Required action:
Which of the lines below contain the string "icon"? Copy each one.

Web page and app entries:
+ + + +

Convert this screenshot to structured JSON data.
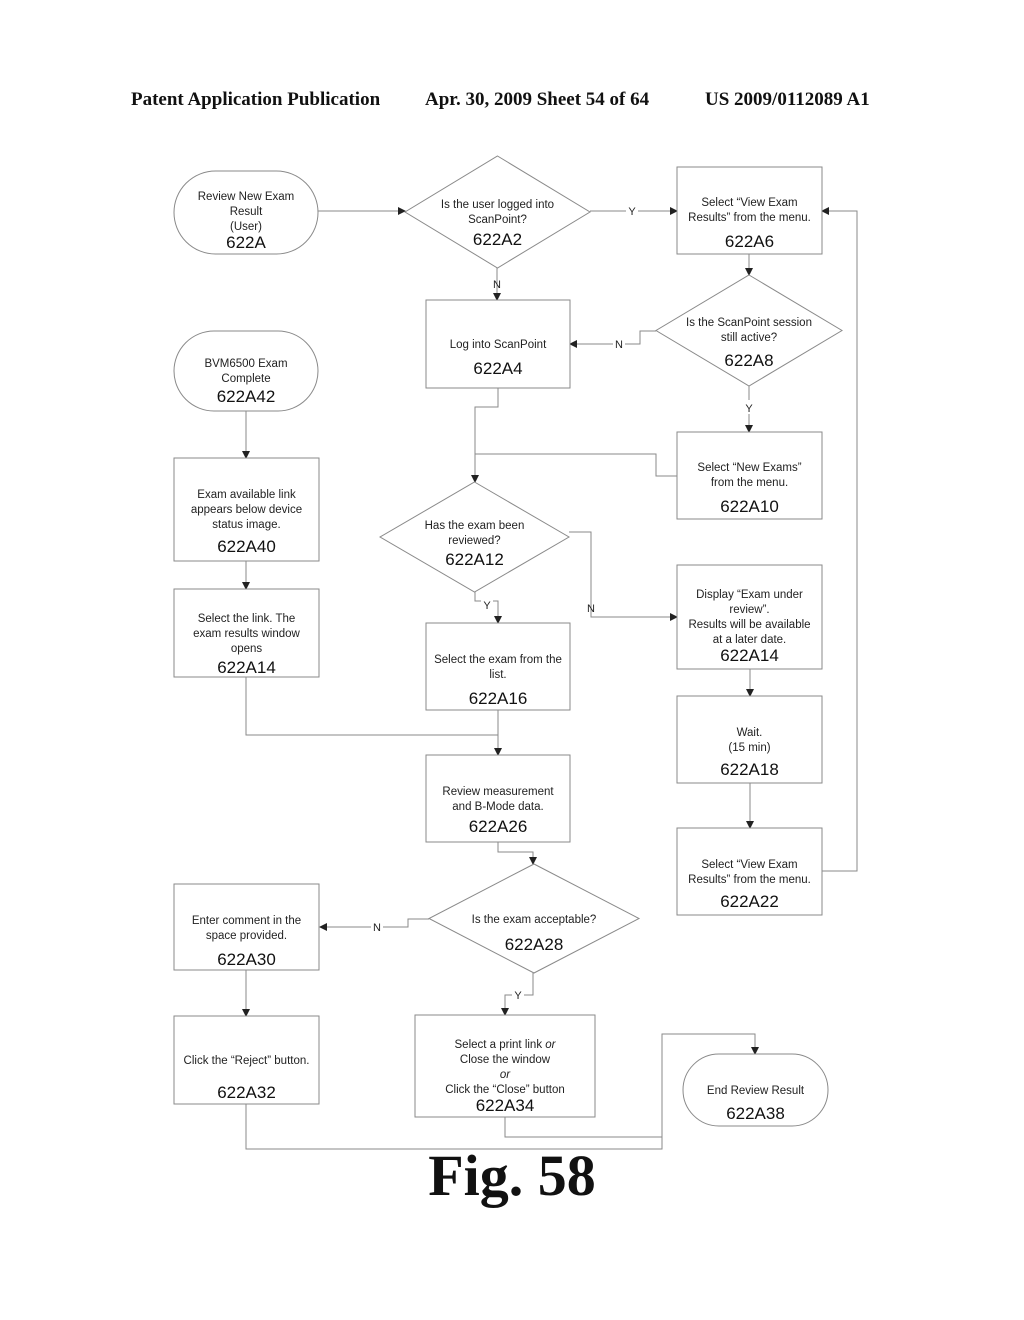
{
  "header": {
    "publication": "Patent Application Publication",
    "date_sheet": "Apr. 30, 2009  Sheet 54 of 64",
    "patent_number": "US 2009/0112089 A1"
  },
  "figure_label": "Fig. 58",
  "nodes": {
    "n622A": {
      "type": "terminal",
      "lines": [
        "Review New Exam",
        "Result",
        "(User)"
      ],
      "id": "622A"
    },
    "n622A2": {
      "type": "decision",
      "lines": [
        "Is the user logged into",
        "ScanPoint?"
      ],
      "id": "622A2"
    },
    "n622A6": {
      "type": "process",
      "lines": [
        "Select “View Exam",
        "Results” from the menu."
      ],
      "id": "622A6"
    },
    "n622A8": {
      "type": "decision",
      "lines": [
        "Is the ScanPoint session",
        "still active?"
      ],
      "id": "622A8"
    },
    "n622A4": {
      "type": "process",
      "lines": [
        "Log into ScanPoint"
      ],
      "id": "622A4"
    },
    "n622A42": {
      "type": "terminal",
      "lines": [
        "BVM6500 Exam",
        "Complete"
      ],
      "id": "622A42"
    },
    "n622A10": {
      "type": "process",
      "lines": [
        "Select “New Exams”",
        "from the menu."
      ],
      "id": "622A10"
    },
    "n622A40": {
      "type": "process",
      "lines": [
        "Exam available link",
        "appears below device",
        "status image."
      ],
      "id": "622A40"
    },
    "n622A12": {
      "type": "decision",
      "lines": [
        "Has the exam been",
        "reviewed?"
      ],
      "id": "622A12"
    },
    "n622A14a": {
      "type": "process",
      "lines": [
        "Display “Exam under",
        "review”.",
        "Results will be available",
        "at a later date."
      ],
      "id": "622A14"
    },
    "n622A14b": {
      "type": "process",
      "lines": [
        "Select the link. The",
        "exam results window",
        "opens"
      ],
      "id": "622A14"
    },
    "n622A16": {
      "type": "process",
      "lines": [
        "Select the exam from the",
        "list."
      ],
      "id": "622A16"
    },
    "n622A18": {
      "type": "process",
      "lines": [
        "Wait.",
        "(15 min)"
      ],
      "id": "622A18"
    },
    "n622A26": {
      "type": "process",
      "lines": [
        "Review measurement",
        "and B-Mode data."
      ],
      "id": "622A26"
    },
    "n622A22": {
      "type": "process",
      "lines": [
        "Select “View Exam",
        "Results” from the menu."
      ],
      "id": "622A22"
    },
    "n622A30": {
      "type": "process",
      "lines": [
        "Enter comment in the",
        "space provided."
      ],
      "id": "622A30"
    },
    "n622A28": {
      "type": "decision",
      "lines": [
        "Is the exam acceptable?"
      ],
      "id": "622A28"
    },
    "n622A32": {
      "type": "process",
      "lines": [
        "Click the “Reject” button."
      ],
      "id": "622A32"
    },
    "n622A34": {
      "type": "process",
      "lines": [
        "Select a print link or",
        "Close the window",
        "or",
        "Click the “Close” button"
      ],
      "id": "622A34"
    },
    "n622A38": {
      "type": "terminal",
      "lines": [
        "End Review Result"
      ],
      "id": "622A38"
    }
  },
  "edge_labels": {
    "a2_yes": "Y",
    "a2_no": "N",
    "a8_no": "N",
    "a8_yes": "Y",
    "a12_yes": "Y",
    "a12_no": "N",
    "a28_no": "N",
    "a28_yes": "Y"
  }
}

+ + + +

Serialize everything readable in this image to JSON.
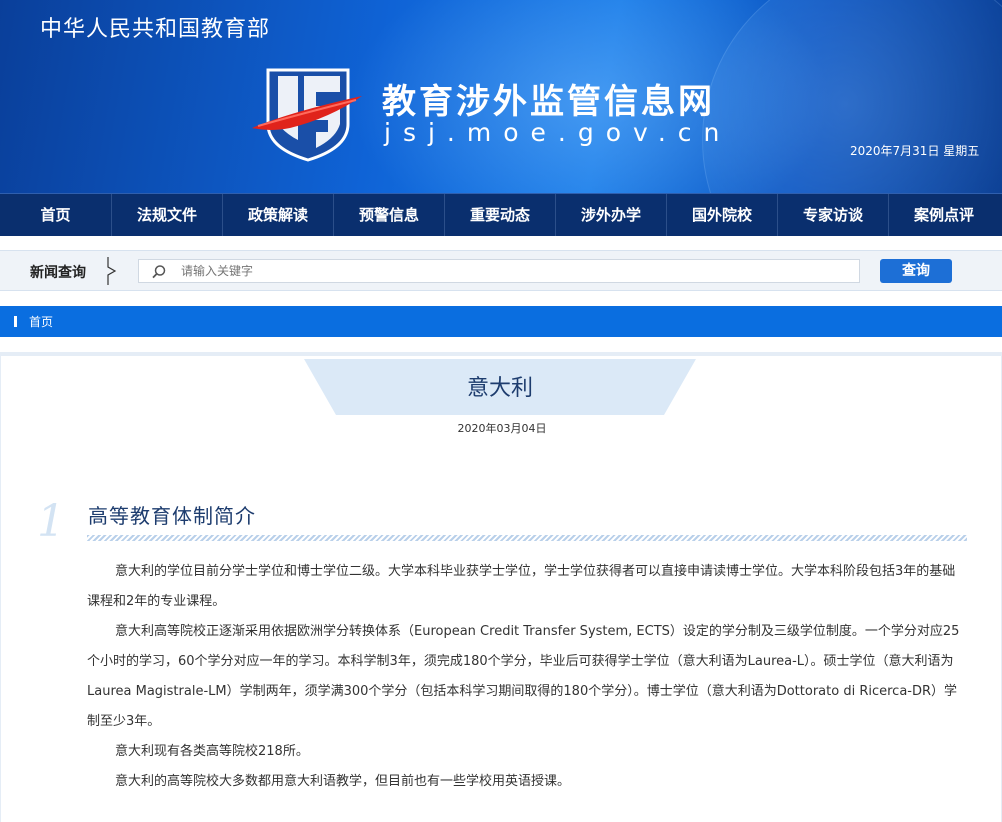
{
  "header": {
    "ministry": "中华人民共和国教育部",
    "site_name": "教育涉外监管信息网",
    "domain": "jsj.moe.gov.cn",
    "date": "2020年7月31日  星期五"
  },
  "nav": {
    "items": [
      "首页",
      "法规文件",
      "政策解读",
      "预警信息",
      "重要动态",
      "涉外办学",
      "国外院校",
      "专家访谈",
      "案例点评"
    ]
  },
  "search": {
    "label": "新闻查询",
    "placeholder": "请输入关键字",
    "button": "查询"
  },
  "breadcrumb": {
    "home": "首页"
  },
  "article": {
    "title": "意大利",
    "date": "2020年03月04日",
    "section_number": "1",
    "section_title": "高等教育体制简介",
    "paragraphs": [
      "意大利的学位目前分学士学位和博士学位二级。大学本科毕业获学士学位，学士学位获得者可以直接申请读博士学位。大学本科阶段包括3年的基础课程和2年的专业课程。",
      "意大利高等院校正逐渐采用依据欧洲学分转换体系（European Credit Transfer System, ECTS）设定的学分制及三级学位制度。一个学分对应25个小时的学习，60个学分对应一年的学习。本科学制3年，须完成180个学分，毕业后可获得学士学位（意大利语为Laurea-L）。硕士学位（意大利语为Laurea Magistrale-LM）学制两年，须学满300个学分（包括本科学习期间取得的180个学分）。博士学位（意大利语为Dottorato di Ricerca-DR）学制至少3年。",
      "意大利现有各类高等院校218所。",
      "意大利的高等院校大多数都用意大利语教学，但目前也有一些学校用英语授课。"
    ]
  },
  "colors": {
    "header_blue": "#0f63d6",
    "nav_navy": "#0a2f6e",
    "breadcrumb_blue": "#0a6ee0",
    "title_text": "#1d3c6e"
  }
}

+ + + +

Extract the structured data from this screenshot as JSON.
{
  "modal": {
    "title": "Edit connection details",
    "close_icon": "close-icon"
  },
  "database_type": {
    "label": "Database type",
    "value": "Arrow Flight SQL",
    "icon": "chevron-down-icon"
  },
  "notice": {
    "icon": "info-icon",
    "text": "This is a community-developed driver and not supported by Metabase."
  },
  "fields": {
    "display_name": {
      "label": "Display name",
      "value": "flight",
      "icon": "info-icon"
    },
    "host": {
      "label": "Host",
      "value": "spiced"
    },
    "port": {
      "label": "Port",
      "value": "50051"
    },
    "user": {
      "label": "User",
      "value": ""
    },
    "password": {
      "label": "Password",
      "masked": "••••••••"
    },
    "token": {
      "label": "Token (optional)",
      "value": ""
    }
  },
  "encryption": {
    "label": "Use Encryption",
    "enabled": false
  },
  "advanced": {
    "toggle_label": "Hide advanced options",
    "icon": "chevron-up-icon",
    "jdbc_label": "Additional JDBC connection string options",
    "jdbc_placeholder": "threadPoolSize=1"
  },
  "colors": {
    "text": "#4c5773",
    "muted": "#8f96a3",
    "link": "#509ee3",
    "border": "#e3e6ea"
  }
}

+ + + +

Finished exercise:
    "close_icon": "close-icon"
    "icon": "chevron-down-icon"
    "icon": "info-icon",
      "icon": "info-icon"
    "icon": "chevron-up-icon",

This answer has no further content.